■ **DATA RECORDS**:
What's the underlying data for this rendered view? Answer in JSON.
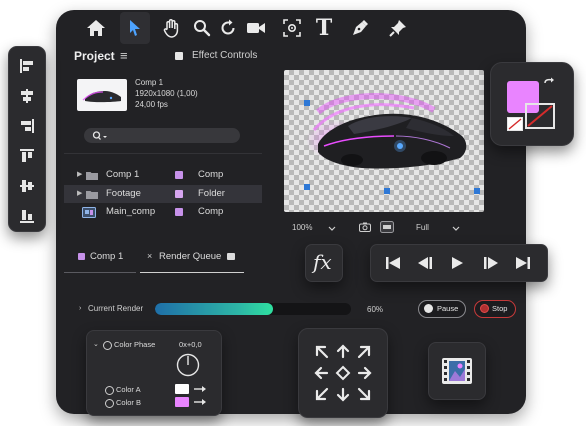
{
  "toolbar": {
    "icons": [
      "home-icon",
      "selection-arrow-icon",
      "hand-icon",
      "zoom-icon",
      "rotate-icon",
      "camera-icon",
      "anchor-point-icon",
      "type-icon",
      "pen-icon",
      "pin-icon"
    ]
  },
  "project": {
    "title": "Project",
    "menu_glyph": "≡",
    "effect_controls": "Effect Controls",
    "comp_info": {
      "name": "Comp 1",
      "size": "1920x1080 (1,00)",
      "fps": "24,00 fps"
    },
    "items": [
      {
        "name": "Comp 1",
        "type": "Comp",
        "color": "#c792ea"
      },
      {
        "name": "Footage",
        "type": "Folder",
        "color": "#d7a6f0"
      },
      {
        "name": "Main_comp",
        "type": "Comp",
        "color": "#c792ea"
      }
    ]
  },
  "viewer": {
    "zoom": "100%",
    "resolution": "Full",
    "accent": "#e94cff"
  },
  "tabs": {
    "comp": "Comp 1",
    "render": "Render Queue",
    "close": "×"
  },
  "render": {
    "label": "Current Render",
    "progress": 0.6,
    "percent": "60%",
    "pause": "Pause",
    "stop": "Stop",
    "bar_color": "#2ed3a2"
  },
  "effect": {
    "label": "Color Phase",
    "value": "0x+0,0",
    "color_a": "Color A",
    "color_b": "Color B"
  },
  "colors": {
    "accent": "#e984ff",
    "panel": "#222225"
  }
}
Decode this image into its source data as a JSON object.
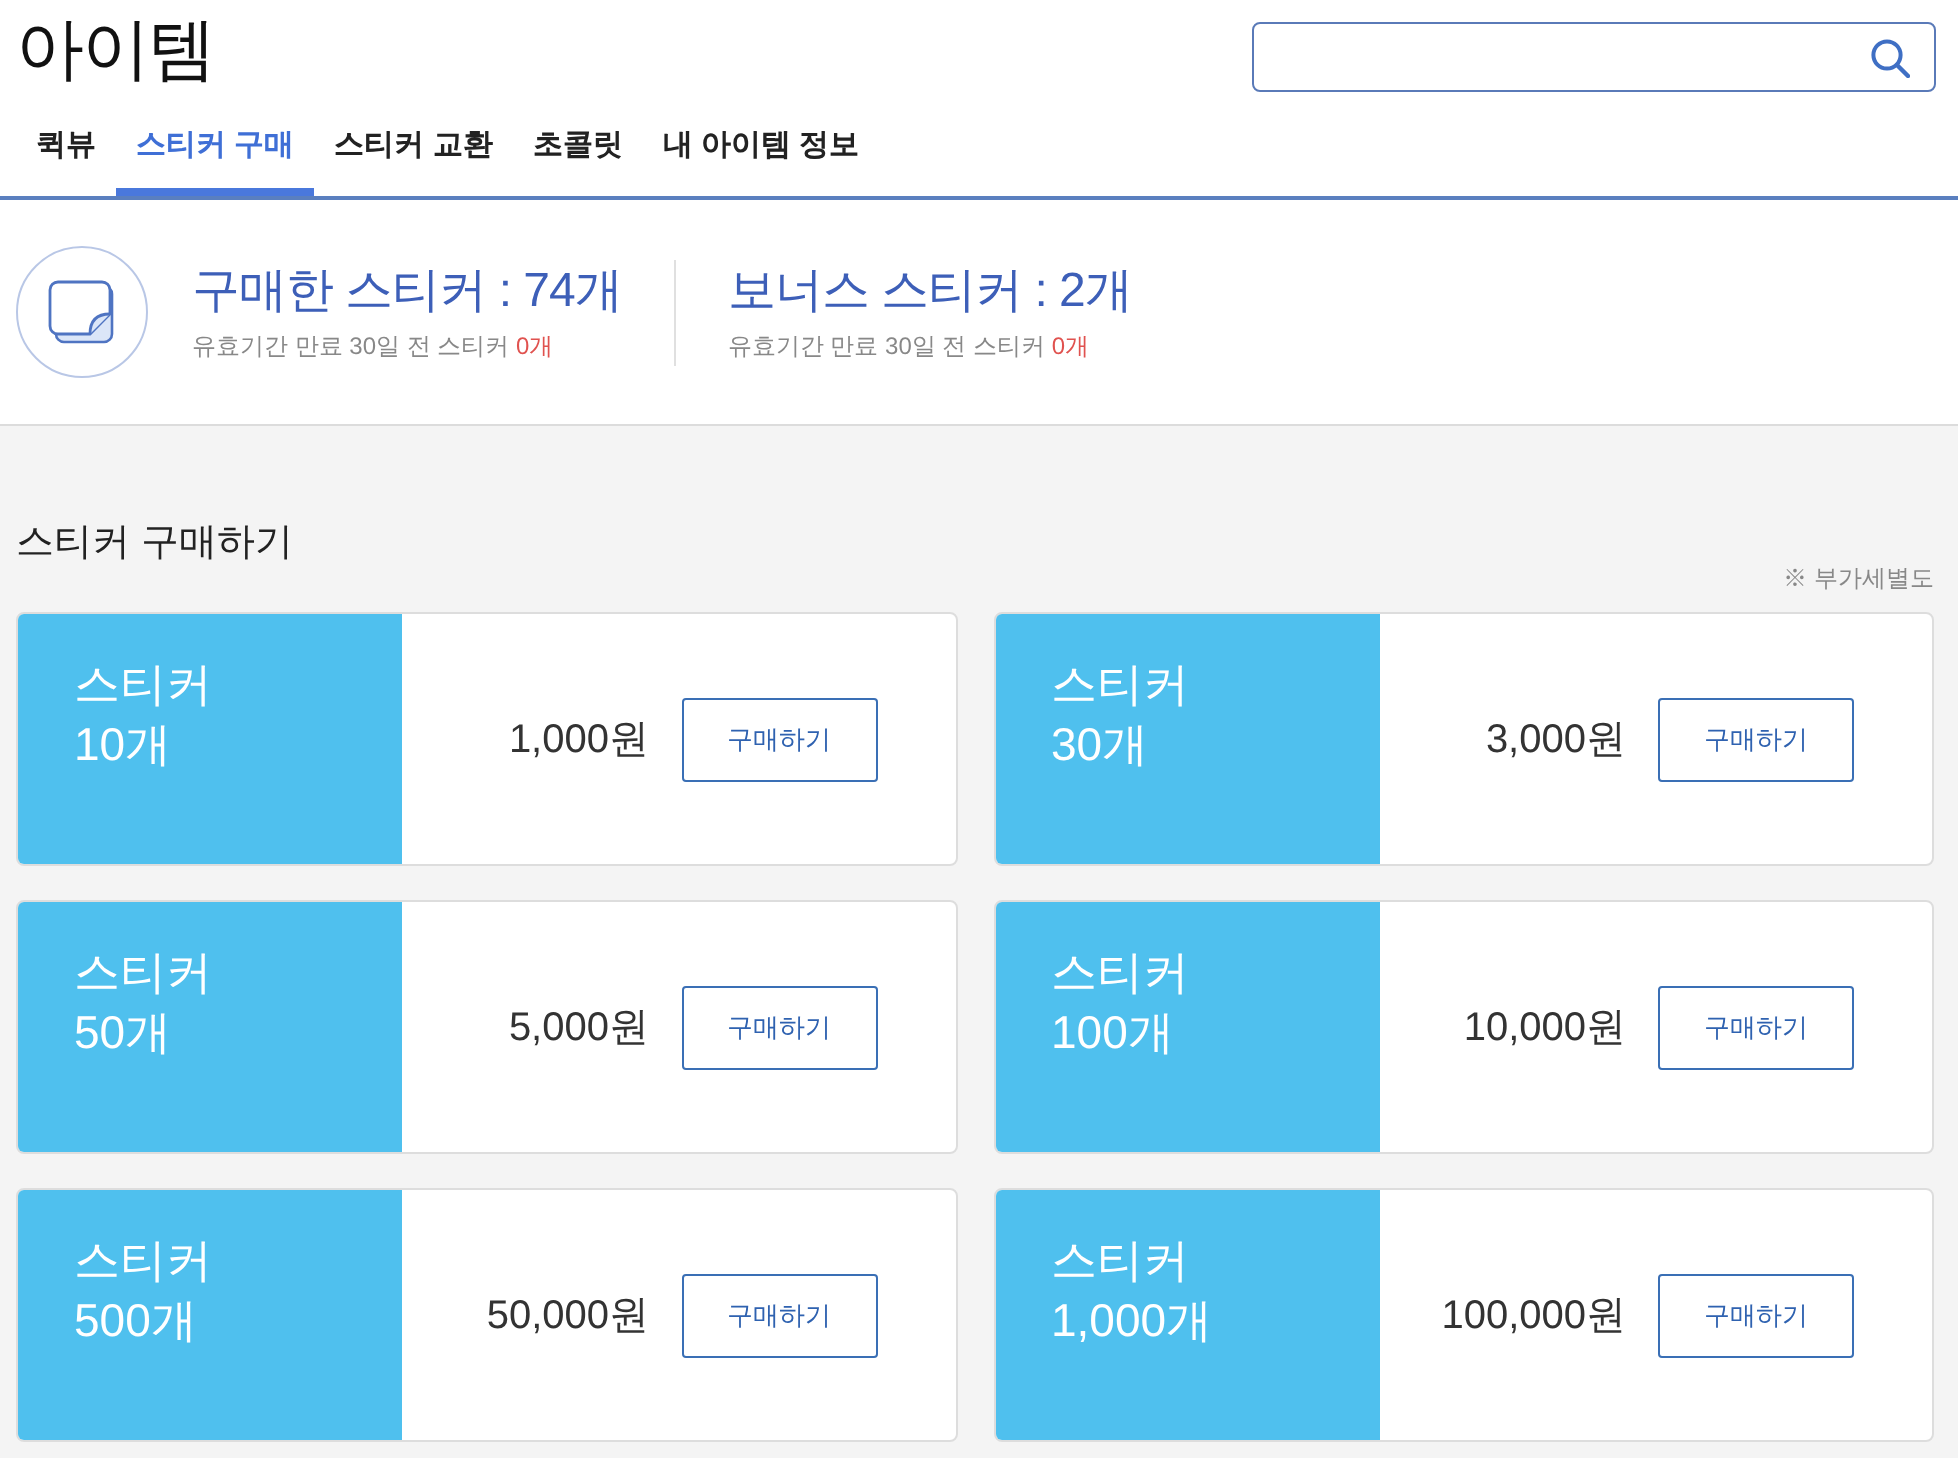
{
  "page": {
    "title": "아이템"
  },
  "tabs": [
    {
      "label": "퀵뷰",
      "selected": false
    },
    {
      "label": "스티커 구매",
      "selected": true
    },
    {
      "label": "스티커 교환",
      "selected": false
    },
    {
      "label": "초콜릿",
      "selected": false
    },
    {
      "label": "내 아이템 정보",
      "selected": false
    }
  ],
  "summary": [
    {
      "title": "구매한 스티커 : 74개",
      "note": "유효기간 만료 30일 전 스티커",
      "expiring": "0개"
    },
    {
      "title": "보너스 스티커 : 2개",
      "note": "유효기간 만료 30일 전 스티커",
      "expiring": "0개"
    }
  ],
  "purchase": {
    "heading": "스티커 구매하기",
    "vat_note": "※ 부가세별도",
    "packages": [
      {
        "name": "스티커",
        "quantity": "10개",
        "price": "1,000원",
        "button": "구매하기"
      },
      {
        "name": "스티커",
        "quantity": "30개",
        "price": "3,000원",
        "button": "구매하기"
      },
      {
        "name": "스티커",
        "quantity": "50개",
        "price": "5,000원",
        "button": "구매하기"
      },
      {
        "name": "스티커",
        "quantity": "100개",
        "price": "10,000원",
        "button": "구매하기"
      },
      {
        "name": "스티커",
        "quantity": "500개",
        "price": "50,000원",
        "button": "구매하기"
      },
      {
        "name": "스티커",
        "quantity": "1,000개",
        "price": "100,000원",
        "button": "구매하기"
      }
    ]
  }
}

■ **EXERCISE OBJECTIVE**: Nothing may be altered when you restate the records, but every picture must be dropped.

■ **RESPONSE TO THIS TASK**:
What's the underlying data for this rendered view? Answer in JSON.
{
  "toolbar": {
    "icons": [
      "home-icon",
      "selection-arrow-icon",
      "hand-icon",
      "zoom-icon",
      "rotate-icon",
      "camera-icon",
      "anchor-point-icon",
      "type-icon",
      "pen-icon",
      "pin-icon"
    ]
  },
  "project": {
    "title": "Project",
    "menu_glyph": "≡",
    "effect_controls": "Effect Controls",
    "comp_info": {
      "name": "Comp 1",
      "size": "1920x1080 (1,00)",
      "fps": "24,00 fps"
    },
    "items": [
      {
        "name": "Comp 1",
        "type": "Comp",
        "color": "#c792ea"
      },
      {
        "name": "Footage",
        "type": "Folder",
        "color": "#d7a6f0"
      },
      {
        "name": "Main_comp",
        "type": "Comp",
        "color": "#c792ea"
      }
    ]
  },
  "viewer": {
    "zoom": "100%",
    "resolution": "Full",
    "accent": "#e94cff"
  },
  "tabs": {
    "comp": "Comp 1",
    "render": "Render Queue",
    "close": "×"
  },
  "render": {
    "label": "Current Render",
    "progress": 0.6,
    "percent": "60%",
    "pause": "Pause",
    "stop": "Stop",
    "bar_color": "#2ed3a2"
  },
  "effect": {
    "label": "Color Phase",
    "value": "0x+0,0",
    "color_a": "Color A",
    "color_b": "Color B"
  },
  "colors": {
    "accent": "#e984ff",
    "panel": "#222225"
  }
}
Decode this image into its source data as a JSON object.
{
  "page": {
    "title": "아이템"
  },
  "tabs": [
    {
      "label": "퀵뷰",
      "selected": false
    },
    {
      "label": "스티커 구매",
      "selected": true
    },
    {
      "label": "스티커 교환",
      "selected": false
    },
    {
      "label": "초콜릿",
      "selected": false
    },
    {
      "label": "내 아이템 정보",
      "selected": false
    }
  ],
  "summary": [
    {
      "title": "구매한 스티커 : 74개",
      "note": "유효기간 만료 30일 전 스티커",
      "expiring": "0개"
    },
    {
      "title": "보너스 스티커 : 2개",
      "note": "유효기간 만료 30일 전 스티커",
      "expiring": "0개"
    }
  ],
  "purchase": {
    "heading": "스티커 구매하기",
    "vat_note": "※ 부가세별도",
    "packages": [
      {
        "name": "스티커",
        "quantity": "10개",
        "price": "1,000원",
        "button": "구매하기"
      },
      {
        "name": "스티커",
        "quantity": "30개",
        "price": "3,000원",
        "button": "구매하기"
      },
      {
        "name": "스티커",
        "quantity": "50개",
        "price": "5,000원",
        "button": "구매하기"
      },
      {
        "name": "스티커",
        "quantity": "100개",
        "price": "10,000원",
        "button": "구매하기"
      },
      {
        "name": "스티커",
        "quantity": "500개",
        "price": "50,000원",
        "button": "구매하기"
      },
      {
        "name": "스티커",
        "quantity": "1,000개",
        "price": "100,000원",
        "button": "구매하기"
      }
    ]
  }
}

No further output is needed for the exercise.